Backpacker Melvin Courant picked berries 10 hours a day when he worked on a berry farm in Caboolture, Queensland in September.  PHOTO: Facebook

Jerome’s experience is not uncommon. 18-year-old backpacker Melvin Courant began work on a berry farm in Caboolture, Queensland in September. Melvin said he picked berries 10 hours a day, without a lunch break, seven days a week and earned an average of $4 per hour.

“Over the phone, we were told a price between $3 to $5 dollars the bucket. When we arrived, we realised in fact we were not paid between $3 to $5 dollars, but $1.50 the bucket,” Melvin said.

Finnish backpacker Saara Vuorisalo, 25, was employed by a citrus farm near Mildura in Victoria. Saara and her boyfriend made $80 for each bin they filled and after splitting the money between themselves, they earned around $13 an hour.

“It took us together, as beginners, around three hours at first to fill one bin,” she said.

Workers employed through a contractor prepare for work on a blueberry farm in Northern New South Wales.
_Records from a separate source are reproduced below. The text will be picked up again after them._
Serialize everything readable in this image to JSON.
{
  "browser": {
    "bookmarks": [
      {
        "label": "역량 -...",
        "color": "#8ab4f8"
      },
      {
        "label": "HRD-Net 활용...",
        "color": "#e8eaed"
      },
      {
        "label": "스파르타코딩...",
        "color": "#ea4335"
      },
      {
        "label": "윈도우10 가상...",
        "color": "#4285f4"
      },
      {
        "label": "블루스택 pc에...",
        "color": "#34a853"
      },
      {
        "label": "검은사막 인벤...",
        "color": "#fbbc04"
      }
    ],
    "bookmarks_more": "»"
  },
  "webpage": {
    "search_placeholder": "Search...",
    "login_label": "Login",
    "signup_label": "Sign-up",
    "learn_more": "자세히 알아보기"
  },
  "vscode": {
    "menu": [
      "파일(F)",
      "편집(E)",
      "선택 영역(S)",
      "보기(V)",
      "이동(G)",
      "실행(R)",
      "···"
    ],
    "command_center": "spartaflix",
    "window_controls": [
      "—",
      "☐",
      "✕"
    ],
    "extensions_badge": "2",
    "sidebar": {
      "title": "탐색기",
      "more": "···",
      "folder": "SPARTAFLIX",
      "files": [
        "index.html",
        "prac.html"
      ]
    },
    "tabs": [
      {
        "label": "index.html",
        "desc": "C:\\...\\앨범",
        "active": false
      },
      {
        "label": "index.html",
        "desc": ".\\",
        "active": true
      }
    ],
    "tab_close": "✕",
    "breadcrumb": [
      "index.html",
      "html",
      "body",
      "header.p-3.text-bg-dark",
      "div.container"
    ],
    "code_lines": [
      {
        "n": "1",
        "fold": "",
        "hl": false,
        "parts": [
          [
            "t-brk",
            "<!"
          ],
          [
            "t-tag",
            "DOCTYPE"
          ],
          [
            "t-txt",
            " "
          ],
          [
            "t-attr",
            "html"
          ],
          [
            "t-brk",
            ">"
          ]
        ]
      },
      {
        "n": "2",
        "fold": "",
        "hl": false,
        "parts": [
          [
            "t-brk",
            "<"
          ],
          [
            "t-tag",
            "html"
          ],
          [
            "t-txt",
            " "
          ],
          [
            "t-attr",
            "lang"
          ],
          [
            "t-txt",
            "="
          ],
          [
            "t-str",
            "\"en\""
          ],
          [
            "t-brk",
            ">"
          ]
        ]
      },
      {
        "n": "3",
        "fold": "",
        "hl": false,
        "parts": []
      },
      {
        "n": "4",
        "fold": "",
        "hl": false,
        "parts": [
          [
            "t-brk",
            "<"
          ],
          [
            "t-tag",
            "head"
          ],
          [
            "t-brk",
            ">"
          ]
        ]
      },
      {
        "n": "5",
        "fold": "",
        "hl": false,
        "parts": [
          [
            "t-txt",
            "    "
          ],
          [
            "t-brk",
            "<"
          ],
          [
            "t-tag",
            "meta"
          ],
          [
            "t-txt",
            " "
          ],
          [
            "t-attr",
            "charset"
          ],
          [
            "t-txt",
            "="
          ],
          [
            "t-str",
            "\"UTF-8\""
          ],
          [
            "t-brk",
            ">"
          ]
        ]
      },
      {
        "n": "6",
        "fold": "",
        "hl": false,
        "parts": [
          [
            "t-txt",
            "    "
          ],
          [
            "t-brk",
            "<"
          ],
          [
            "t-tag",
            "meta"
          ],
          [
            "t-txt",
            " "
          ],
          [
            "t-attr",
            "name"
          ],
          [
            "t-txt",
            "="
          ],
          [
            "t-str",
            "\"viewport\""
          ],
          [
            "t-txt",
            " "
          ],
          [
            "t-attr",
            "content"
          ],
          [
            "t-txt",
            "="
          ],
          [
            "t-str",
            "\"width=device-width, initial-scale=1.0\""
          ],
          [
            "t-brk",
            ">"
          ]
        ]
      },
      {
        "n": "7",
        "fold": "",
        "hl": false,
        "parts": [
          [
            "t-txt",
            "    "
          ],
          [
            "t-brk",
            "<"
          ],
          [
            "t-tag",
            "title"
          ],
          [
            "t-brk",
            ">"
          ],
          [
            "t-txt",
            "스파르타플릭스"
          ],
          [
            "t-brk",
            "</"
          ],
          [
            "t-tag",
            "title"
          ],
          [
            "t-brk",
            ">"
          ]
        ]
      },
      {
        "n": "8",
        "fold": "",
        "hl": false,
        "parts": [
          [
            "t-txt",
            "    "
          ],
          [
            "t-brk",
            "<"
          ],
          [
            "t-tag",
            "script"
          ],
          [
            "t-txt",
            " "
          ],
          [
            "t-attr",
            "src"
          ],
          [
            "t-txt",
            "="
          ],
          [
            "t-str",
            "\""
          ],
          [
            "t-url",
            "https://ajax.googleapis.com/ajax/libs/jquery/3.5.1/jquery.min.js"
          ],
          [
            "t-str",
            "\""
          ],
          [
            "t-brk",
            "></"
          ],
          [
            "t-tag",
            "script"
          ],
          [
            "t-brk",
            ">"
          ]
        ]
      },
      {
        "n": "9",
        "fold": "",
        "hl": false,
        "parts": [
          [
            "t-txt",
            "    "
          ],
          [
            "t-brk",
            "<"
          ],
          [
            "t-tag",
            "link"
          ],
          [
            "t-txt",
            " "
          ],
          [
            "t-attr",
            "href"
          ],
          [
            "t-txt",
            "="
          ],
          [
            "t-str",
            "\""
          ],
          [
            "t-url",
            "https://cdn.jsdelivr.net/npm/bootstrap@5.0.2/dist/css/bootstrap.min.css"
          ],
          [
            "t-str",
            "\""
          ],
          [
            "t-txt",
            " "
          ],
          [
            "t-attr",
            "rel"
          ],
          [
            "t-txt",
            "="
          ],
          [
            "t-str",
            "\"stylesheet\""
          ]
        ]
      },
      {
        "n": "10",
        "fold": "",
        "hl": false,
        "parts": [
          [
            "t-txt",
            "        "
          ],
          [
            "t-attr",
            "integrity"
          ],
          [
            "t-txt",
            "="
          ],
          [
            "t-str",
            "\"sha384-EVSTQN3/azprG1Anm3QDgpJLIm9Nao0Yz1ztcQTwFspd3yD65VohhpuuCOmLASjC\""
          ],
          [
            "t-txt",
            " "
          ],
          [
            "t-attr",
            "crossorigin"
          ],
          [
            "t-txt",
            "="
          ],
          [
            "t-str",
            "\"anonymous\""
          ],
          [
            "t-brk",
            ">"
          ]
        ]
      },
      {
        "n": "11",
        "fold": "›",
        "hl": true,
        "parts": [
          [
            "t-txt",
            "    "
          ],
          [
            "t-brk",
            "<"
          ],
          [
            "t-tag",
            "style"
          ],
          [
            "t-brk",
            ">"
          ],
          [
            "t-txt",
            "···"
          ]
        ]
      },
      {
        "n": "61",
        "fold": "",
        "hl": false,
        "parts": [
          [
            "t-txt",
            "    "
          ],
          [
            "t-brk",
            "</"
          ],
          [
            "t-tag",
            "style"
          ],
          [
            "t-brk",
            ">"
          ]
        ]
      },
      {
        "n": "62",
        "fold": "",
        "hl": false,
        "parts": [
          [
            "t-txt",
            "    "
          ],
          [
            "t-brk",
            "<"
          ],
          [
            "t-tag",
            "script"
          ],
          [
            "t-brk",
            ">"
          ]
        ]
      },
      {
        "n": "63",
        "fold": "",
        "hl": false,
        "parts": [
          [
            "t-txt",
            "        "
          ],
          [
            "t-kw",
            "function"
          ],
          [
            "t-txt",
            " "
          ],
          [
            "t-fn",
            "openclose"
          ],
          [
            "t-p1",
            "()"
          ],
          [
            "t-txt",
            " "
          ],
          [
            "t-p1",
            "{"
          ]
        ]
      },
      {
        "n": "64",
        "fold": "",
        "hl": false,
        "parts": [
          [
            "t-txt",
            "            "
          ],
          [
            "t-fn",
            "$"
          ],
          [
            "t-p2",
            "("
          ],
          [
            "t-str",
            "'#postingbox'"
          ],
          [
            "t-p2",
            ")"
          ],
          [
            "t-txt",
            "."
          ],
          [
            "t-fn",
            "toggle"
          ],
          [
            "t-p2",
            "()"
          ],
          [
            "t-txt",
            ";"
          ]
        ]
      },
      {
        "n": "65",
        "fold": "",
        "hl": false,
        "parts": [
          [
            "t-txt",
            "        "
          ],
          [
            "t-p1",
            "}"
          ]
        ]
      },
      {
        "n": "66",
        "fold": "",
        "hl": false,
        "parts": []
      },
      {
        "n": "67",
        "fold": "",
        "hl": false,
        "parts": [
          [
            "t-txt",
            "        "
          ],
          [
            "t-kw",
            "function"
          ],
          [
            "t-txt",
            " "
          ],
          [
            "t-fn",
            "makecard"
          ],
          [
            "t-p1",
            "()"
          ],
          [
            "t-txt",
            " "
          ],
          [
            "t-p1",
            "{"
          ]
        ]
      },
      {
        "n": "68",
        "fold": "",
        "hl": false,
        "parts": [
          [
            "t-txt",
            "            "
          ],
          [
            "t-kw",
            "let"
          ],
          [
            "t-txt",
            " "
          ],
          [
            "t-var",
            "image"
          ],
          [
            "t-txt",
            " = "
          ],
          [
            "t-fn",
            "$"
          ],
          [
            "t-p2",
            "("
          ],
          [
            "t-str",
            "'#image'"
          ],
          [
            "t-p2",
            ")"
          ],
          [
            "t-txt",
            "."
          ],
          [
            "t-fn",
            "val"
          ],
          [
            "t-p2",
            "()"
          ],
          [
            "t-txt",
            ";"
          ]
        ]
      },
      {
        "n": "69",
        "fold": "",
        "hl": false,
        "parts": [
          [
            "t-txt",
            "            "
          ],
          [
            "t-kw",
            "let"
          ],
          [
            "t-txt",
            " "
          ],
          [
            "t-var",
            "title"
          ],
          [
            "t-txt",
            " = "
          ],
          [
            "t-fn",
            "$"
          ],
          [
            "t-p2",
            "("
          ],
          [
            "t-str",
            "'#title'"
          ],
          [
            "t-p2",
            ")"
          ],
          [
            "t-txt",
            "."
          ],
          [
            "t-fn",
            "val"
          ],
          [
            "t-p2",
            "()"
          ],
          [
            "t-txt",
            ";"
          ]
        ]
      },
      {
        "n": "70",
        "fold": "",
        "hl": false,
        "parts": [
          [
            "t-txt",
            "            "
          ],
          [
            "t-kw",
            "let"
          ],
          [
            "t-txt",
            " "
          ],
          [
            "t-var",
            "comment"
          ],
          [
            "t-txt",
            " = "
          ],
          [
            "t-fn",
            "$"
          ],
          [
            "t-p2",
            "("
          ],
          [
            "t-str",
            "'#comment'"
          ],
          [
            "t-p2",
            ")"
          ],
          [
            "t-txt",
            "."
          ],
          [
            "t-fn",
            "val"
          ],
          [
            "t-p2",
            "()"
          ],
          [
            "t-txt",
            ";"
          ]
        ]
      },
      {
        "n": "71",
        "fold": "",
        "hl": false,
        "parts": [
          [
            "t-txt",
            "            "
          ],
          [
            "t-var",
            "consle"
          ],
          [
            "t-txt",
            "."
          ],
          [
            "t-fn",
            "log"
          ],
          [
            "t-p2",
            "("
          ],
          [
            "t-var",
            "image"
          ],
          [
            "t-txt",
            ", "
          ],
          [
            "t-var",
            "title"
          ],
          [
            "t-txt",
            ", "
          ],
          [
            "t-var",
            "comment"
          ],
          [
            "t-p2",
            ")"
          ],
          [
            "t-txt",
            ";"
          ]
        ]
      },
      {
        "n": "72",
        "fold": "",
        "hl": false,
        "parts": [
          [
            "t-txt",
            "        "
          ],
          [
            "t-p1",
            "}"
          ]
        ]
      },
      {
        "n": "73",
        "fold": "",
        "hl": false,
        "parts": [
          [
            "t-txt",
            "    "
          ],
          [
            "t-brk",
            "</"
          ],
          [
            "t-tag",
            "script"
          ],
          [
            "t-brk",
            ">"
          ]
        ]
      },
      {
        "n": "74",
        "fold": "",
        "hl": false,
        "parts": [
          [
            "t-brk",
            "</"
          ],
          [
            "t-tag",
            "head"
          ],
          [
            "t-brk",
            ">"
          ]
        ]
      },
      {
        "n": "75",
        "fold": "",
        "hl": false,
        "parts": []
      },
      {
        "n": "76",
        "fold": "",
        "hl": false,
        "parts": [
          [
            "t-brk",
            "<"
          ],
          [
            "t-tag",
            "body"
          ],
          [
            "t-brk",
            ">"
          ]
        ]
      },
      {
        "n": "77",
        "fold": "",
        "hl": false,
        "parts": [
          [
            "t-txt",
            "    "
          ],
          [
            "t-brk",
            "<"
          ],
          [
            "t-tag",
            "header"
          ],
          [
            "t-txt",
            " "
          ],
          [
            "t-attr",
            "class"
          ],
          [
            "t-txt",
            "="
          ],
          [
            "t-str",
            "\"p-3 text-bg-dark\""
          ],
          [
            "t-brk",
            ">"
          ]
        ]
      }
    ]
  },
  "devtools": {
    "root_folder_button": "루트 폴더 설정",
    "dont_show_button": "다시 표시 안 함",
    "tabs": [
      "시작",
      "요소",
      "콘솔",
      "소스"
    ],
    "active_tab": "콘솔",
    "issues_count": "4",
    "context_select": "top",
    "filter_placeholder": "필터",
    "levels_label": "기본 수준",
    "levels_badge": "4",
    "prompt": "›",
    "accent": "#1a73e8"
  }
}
PHOTO: Jerome Haize

A recent Fair Work Ombudsman investigation into more than 600 businesses found underpayment in the agriculture sector is widespread, with more than half of businesses being non-compliant with Australian workplace laws.

To address shady business practices, the government established the Migrant Workers’ Taskforce which released its recommendations in October.
The taskforce found corrupt contractors are a major source of non-compliance in the sector and proposed
to remedy the situation with a national labour hire licensing scheme, criminal charges for severe underpayment and more funding and authority for the Fair Work Ombudsman.

The current federal budget includes funds to set up a national labour hire licensing scheme, similar to what exists in Victoria and Queensland. Under such a scheme, contractors must hold a licence with the relevant authority to legally operate, and farmers must also ensure contractors they engage with are licensed.

Labour lawyer and PhD candidate at the University of Melbourne, Sayomi Ariyawansa said a national scheme is a positive step towards broader supply chain regulation.

“That minimal requirement is still more than what we have already,” Ms Ariyawansa said.

A spokesperson from the Department of Agriculture and Water Resources said the government has committed to establishing “a new light touch National Labour Hire Registration Scheme”. However, they could not confirm a timeline for when the scheme may come into effect.

The last straw for Jerome came when he had not been paid for two and a half weeks and he decided to confront his employer.

“I had to look him in the eye and say ‘if you don’t pay me, it’s not going to work’. I had to threaten him to pay me,” Jerome said.

Jerome and Saara have since left their low-paying farm jobs for greener pastures. Jerome drove 19 hours north to Ayr in Queensland where he found work on a tomato farm.

“In a 10-hour day I make $160,” Jerome said.

Saara is now picking almonds in South Australia and earns, on a good day, around $150.

18-year-old Melvin is still shaken up by his experience picking berries in Caboolture. When Melvin broke his three-month contract and quit after four weeks, his employer threatened him.

“She told us that if we didn’t come back to the farm, she would call immigration to send us back to our country,” Melvin said.

Backpackers on their second-year visa will begin lodging their third-year visa applications from January, but that won’t include Jerome, Saara and Melvin who have all decided against staying longer in Australia.